**What this task involves**
Return each line below exactly as it reads, and omit any image in it.

**Given entries**
^^^^

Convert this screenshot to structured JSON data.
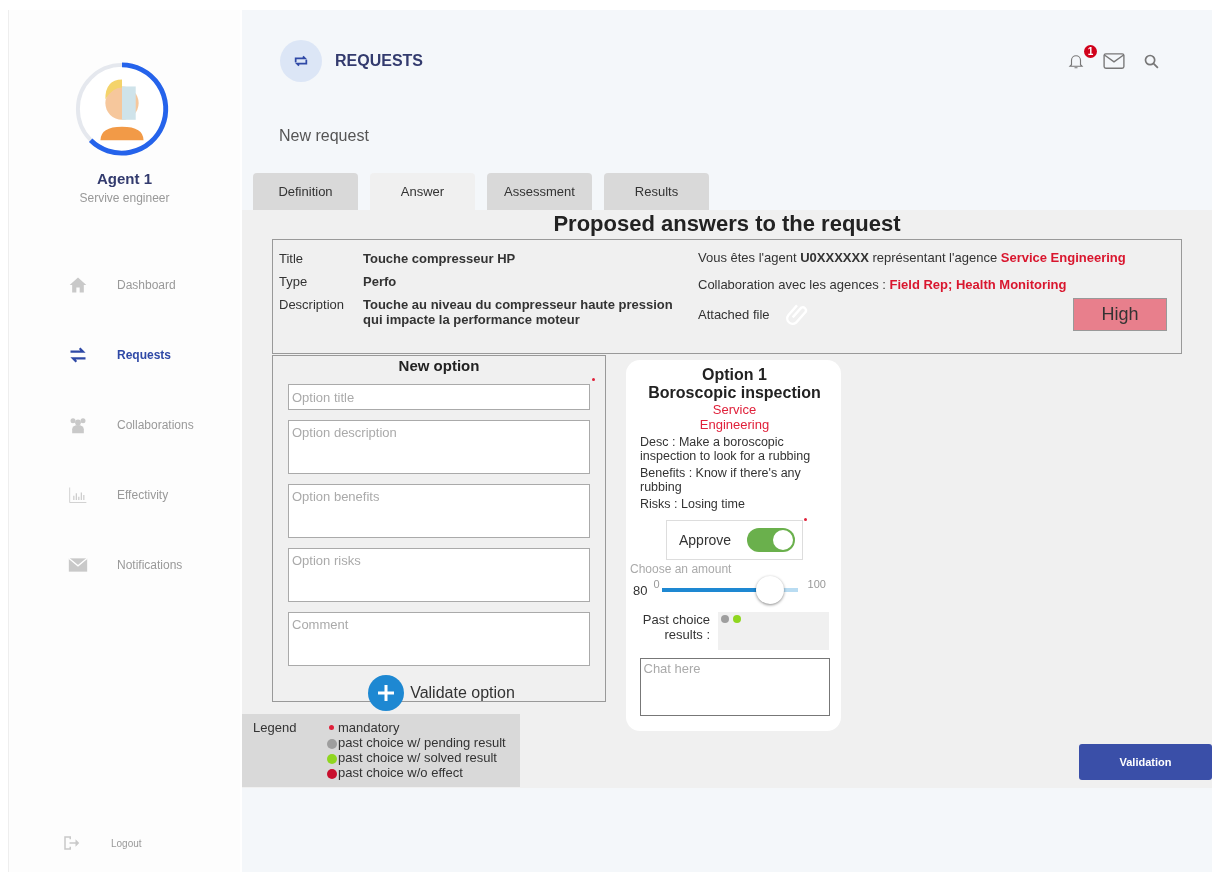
{
  "profile": {
    "name": "Agent 1",
    "role": "Servive engineer"
  },
  "nav": [
    {
      "label": "Dashboard",
      "selected": false
    },
    {
      "label": "Requests",
      "selected": true
    },
    {
      "label": "Collaborations",
      "selected": false
    },
    {
      "label": "Effectivity",
      "selected": false
    },
    {
      "label": "Notifications",
      "selected": false
    }
  ],
  "logout": "Logout",
  "header": {
    "title": "REQUESTS",
    "notification_count": "1",
    "subtitle": "New request"
  },
  "tabs": [
    {
      "label": "Definition",
      "selected": false
    },
    {
      "label": "Answer",
      "selected": true
    },
    {
      "label": "Assessment",
      "selected": false
    },
    {
      "label": "Results",
      "selected": false
    }
  ],
  "heading": "Proposed answers to the request",
  "request": {
    "fields": [
      {
        "label": "Title",
        "value": "Touche compresseur HP"
      },
      {
        "label": "Type",
        "value": "Perfo"
      },
      {
        "label": "Description",
        "value": "Touche au niveau du compresseur haute pression qui impacte la performance moteur"
      }
    ],
    "agent_line": "Vous êtes l'agent **U0XXXXXX** représentant l'agence ",
    "agent_agency": "Service Engineering",
    "collab_line": "Collaboration avec les agences : ",
    "collab_agencies": "Field Rep; Health Monitoring",
    "attached_label": "Attached file",
    "priority": "High"
  },
  "new_option": {
    "title": "New option",
    "fields": [
      {
        "kind": "line",
        "placeholder": "Option title",
        "mandatory": true
      },
      {
        "kind": "area",
        "placeholder": "Option description",
        "mandatory": false
      },
      {
        "kind": "area",
        "placeholder": "Option benefits",
        "mandatory": false
      },
      {
        "kind": "area",
        "placeholder": "Option risks",
        "mandatory": false
      },
      {
        "kind": "area",
        "placeholder": "Comment",
        "mandatory": false
      }
    ],
    "button": "Validate option"
  },
  "option_card": {
    "number": "Option 1",
    "name": "Boroscopic inspection",
    "agency": "Service Engineering",
    "lines": [
      "Desc : Make a boroscopic inspection to look for a rubbing",
      "Benefits : Know if there's any rubbing",
      "Risks : Losing time"
    ],
    "approve": {
      "label": "Approve",
      "on": true,
      "mandatory": true
    },
    "amount": {
      "label": "Choose an amount",
      "value": "80",
      "min": "0",
      "max": "100",
      "level": 0.8
    },
    "past_label": "Past choice results :",
    "past_results": [
      {
        "color": "#9e9e9e"
      },
      {
        "color": "#8fd61f"
      }
    ],
    "chat_placeholder": "Chat here"
  },
  "legend": {
    "title": "Legend",
    "items": [
      {
        "kind": "star",
        "text": "mandatory",
        "color": "#e0203a"
      },
      {
        "kind": "dot",
        "text": "past choice w/ pending result",
        "color": "#9e9e9e"
      },
      {
        "kind": "dot",
        "text": "past choice w/ solved result",
        "color": "#8fd61f"
      },
      {
        "kind": "dot",
        "text": "past choice w/o effect",
        "color": "#c8102e"
      }
    ]
  },
  "validation_button": "Validation"
}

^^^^

**Written solution**
Convert this screenshot to structured JSON data.
{
  "profile": {
    "name": "Agent 1",
    "role": "Servive engineer"
  },
  "nav": [
    {
      "label": "Dashboard",
      "selected": false
    },
    {
      "label": "Requests",
      "selected": true
    },
    {
      "label": "Collaborations",
      "selected": false
    },
    {
      "label": "Effectivity",
      "selected": false
    },
    {
      "label": "Notifications",
      "selected": false
    }
  ],
  "logout": "Logout",
  "header": {
    "title": "REQUESTS",
    "notification_count": "1",
    "subtitle": "New request"
  },
  "tabs": [
    {
      "label": "Definition",
      "selected": false
    },
    {
      "label": "Answer",
      "selected": true
    },
    {
      "label": "Assessment",
      "selected": false
    },
    {
      "label": "Results",
      "selected": false
    }
  ],
  "heading": "Proposed answers to the request",
  "request": {
    "fields": [
      {
        "label": "Title",
        "value": "Touche compresseur HP"
      },
      {
        "label": "Type",
        "value": "Perfo"
      },
      {
        "label": "Description",
        "value": "Touche au niveau du compresseur haute pression qui impacte la performance moteur"
      }
    ],
    "agent_line": "Vous êtes l'agent **U0XXXXXX** représentant l'agence ",
    "agent_agency": "Service Engineering",
    "collab_line": "Collaboration avec les agences : ",
    "collab_agencies": "Field Rep; Health Monitoring",
    "attached_label": "Attached file",
    "priority": "High"
  },
  "new_option": {
    "title": "New option",
    "fields": [
      {
        "kind": "line",
        "placeholder": "Option title",
        "mandatory": true
      },
      {
        "kind": "area",
        "placeholder": "Option description",
        "mandatory": false
      },
      {
        "kind": "area",
        "placeholder": "Option benefits",
        "mandatory": false
      },
      {
        "kind": "area",
        "placeholder": "Option risks",
        "mandatory": false
      },
      {
        "kind": "area",
        "placeholder": "Comment",
        "mandatory": false
      }
    ],
    "button": "Validate option"
  },
  "option_card": {
    "number": "Option 1",
    "name": "Boroscopic inspection",
    "agency": "Service Engineering",
    "lines": [
      "Desc : Make a boroscopic inspection to look for a rubbing",
      "Benefits : Know if there's any rubbing",
      "Risks : Losing time"
    ],
    "approve": {
      "label": "Approve",
      "on": true,
      "mandatory": true
    },
    "amount": {
      "label": "Choose an amount",
      "value": "80",
      "min": "0",
      "max": "100",
      "level": 0.8
    },
    "past_label": "Past choice results :",
    "past_results": [
      {
        "color": "#9e9e9e"
      },
      {
        "color": "#8fd61f"
      }
    ],
    "chat_placeholder": "Chat here"
  },
  "legend": {
    "title": "Legend",
    "items": [
      {
        "kind": "star",
        "text": "mandatory",
        "color": "#e0203a"
      },
      {
        "kind": "dot",
        "text": "past choice w/ pending result",
        "color": "#9e9e9e"
      },
      {
        "kind": "dot",
        "text": "past choice w/ solved result",
        "color": "#8fd61f"
      },
      {
        "kind": "dot",
        "text": "past choice w/o effect",
        "color": "#c8102e"
      }
    ]
  },
  "validation_button": "Validation"
}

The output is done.